Pacific Grove’s only municipal golf course sits just steps from the ocean. Across the street is a cemetery. It’s also run by the city. For decades, the lawns in both have been kept green with potable water. This week the city switches to recycled water.
“Today is about the replacement of a resource with something sustainable,” Pacific Grove City Manager Ben Harvey says.
City officials and project leaders celebrated the opening of a new treatment facility located right near the golf course and cemetery. They held a ribbon cutting Wednesday.
The facility, built and operated by PERC Water, diverts and treats raw sewage and storm water. The reclaimed water is stored in two existing tanks.

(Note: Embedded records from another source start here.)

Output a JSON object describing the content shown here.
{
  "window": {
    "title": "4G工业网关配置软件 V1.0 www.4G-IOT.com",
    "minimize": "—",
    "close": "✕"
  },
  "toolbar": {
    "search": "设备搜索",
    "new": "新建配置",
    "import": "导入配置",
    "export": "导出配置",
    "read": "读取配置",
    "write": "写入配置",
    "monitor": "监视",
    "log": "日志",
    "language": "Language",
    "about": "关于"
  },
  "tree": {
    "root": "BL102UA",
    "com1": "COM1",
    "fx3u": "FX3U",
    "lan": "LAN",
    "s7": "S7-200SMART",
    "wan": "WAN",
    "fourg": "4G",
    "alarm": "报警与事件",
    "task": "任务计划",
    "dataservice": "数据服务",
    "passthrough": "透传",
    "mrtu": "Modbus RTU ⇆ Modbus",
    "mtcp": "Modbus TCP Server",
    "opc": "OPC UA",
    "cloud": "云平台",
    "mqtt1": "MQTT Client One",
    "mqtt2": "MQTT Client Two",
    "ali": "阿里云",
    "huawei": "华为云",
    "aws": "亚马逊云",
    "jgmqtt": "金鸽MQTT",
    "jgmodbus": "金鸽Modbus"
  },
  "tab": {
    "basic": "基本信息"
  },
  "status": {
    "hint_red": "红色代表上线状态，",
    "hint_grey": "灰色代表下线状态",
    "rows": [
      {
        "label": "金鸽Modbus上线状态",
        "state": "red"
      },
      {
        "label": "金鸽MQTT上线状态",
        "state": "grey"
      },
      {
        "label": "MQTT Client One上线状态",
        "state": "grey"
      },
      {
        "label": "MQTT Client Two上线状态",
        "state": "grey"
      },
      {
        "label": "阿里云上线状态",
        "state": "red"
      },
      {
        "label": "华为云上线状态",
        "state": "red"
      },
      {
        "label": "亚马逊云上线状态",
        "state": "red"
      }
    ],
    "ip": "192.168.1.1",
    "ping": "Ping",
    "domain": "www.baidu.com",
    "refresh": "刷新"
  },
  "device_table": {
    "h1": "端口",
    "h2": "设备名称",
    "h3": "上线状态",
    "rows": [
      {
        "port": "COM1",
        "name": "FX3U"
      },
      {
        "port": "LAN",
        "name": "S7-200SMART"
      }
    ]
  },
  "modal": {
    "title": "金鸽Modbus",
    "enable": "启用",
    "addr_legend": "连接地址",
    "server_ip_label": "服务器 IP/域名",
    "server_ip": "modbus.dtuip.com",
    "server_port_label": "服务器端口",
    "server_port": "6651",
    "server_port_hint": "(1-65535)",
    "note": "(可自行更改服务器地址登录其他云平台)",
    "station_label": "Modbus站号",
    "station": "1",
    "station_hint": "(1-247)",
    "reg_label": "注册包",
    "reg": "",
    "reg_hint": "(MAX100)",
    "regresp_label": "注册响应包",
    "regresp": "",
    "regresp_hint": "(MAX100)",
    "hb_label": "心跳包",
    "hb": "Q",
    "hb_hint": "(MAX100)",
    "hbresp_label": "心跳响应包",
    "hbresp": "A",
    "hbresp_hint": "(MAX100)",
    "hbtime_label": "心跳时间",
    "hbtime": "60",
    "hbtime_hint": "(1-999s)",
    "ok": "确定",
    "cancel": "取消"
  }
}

The nearly $8 million project has been in the works for seven years. The plant is part of a larger effort to help private water provider California American Water reduce its reliance on the Carmel River.
Pacific Grove Mayor Bill Kampe says the new plant is also like an insurance policy for the golf course.
“During drought conditions the state always has the possibility of shutting down the use of potable water for outdoor landscape use. And that would basically shut the course down. And leave a lot of damage that would be hard to correct. So the golf course is a very important asset in the city and we want to make sure it stays in good shape,” Mayor Kampe says.
The plant will also provide toilet flushing water for two public restrooms. The amount of recycled water it produces is equal to the average yearly consumption of 317 households.